Neither this translation of the motto nor the one in the APF (Feet of Clay, frontispiece) seems right. Acutus means "sharp, acute, wise, glaring...", much like "acute" in English. Verberat is "beat, strike, lash". Leo and Mike seem to be away off with "sharp's the word", but why acutus for "quickly" rather than citus or festinato? "Whip it quick" is more or less official (from The New Discworld Companion), but I can only guess it's a futile attempt to translate English slang into Latin slang. "Whip it sharp" would then seem more likely (or even "beat it wisely".} --Old Dickens 16:35, 27 October 2008 (UTC)
Since I don't think your arrempt is futile, I'd suggest those translations for each word:
- 1) ACVTVS: adj., "sharp, pirecing, stabbing". The ending being -US, it refers only to the subject.

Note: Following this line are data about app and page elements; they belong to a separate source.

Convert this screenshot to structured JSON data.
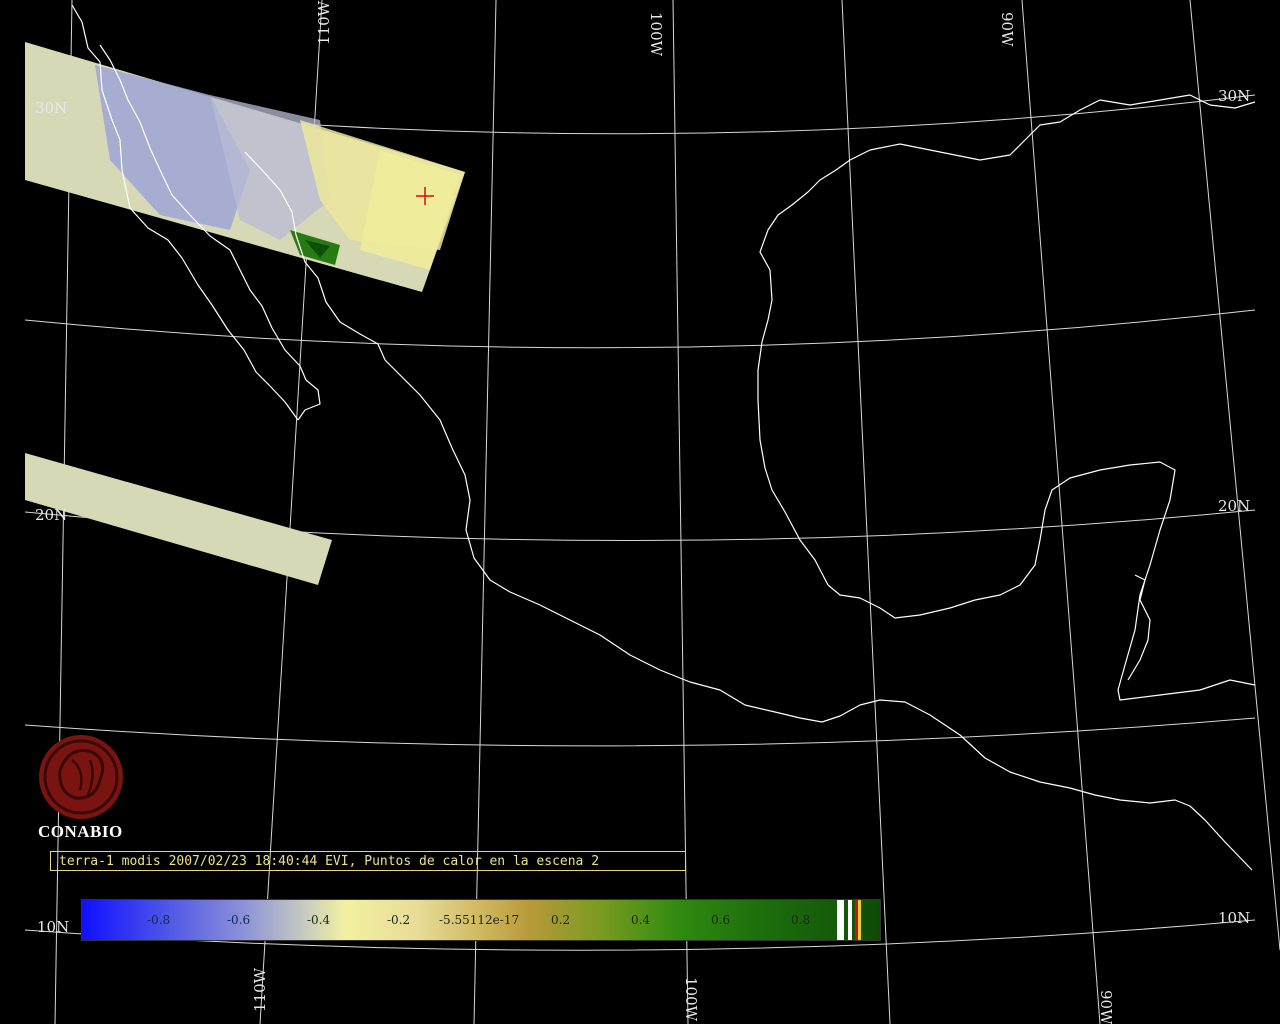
{
  "map": {
    "latitude_labels": [
      "30N",
      "30N",
      "20N",
      "20N",
      "10N",
      "10N"
    ],
    "longitude_labels": [
      "110W",
      "100W",
      "90W",
      "110W",
      "100W",
      "90W"
    ],
    "colors": {
      "background": "#000000",
      "coastline": "#ffffff",
      "graticule": "#d8d8d8",
      "swath_fill": "#d6d8b6",
      "hotspot_marker": "#d01010"
    }
  },
  "logo": {
    "text": "CONABIO",
    "color": "#7a1410"
  },
  "caption": {
    "text": "terra-1 modis 2007/02/23 18:40:44 EVI, Puntos de calor en la escena 2"
  },
  "colorbar": {
    "ticks": [
      "-0.8",
      "-0.6",
      "-0.4",
      "-0.2",
      "-5.55112e-17",
      "0.2",
      "0.4",
      "0.6",
      "0.8"
    ]
  }
}
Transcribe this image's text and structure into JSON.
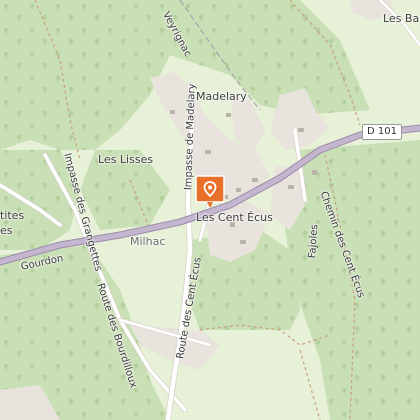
{
  "map": {
    "colors": {
      "background": "#e6f1d7",
      "forest": "#c9dfb5",
      "residential": "#e8e4dd",
      "major_road": "#b9a8c7",
      "minor_road": "#ffffff",
      "marker": "#e8702a"
    },
    "marker": {
      "icon": "map-pin-icon",
      "color": "#e8702a"
    },
    "shield": {
      "d101": "D 101"
    },
    "places": {
      "madelary": "Madelary",
      "les_lisses": "Les Lisses",
      "les_cent_ecus": "Les Cent Écus",
      "milhac": "Milhac",
      "les_barres_partial": "Les Bar",
      "petites_partial_1": "tites",
      "petites_partial_2": "es"
    },
    "roads": {
      "veyrignac": "Veyrignac",
      "impasse_madelary": "Impasse de Madelary",
      "impasse_grangettes": "Impasse des Grangettes",
      "route_bourdilloux": "Route des Bourdilloux",
      "route_cent_ecus": "Route des Cent Écus",
      "gourdon": "Gourdon",
      "fajoles": "Fajoles",
      "chemin_cent_ecus": "Chemin des Cent Écus"
    }
  }
}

- 2) ID: "it". In Latin it can be both subject and object of the sentence. But since ACVTVS is the subject's adjective, and the -US ending refers only to a "he-subject", we understand ID ("it") cannot be the subject. The only possible ending for an adjective referred to an ID ("it") is -UM, while -US refers to a generic "he". Therefore we state "ID" is the object of the action and "he, the ACVTVS man" is the subject - dropped as it often happens in Latin.
- 3) VERBERAT: present tense, third person: "hits, strikes, beats (with stick), whips, straps (with a belt), flogs". It is not an imperative (verbera, verberate), so it refers to the "he" dropped subject.
How is it possible to translate it? You suggest "beat it wisely", that is fine and sounds good to me. I can complete your translation with the following: "The wise/clever/bright/sharp beats it". Now, in Latin it simply means: "The wise man hits it", while in English "beat it" means "to go away", "to flee", "to hook it"... It makes sense for a thief! The wise is the first that leaves! The wise man beats it! Pwill 05:14, 19 November 2008 (UTC)
Update: In Australia, "to flog something" means "to steal something", as stated in ! So we can simply translate: "The wise steals it" (instead of buying it, of course). No dubt we are on the right path: if I think again at VERBERO as a Latin verb, I see it means both "to flog" and "to hit" because it recalls the idea of a flexible whip/stick that hits something: it is the same movement of the thief's hand, that swings to the pocket and comes back with the wallet. As in English, re-verberate means "that whose sight vibrates", so that "blurs". In addition, in my own language - Italian - a general theft completed with ability is called "colpo di mano" ("hit of hand"), that translates literally the Latin VERBERO and that sounds more like English "sleight of hand". Nice, uh? Pwill 05:27, 19 November 2008 (UTC)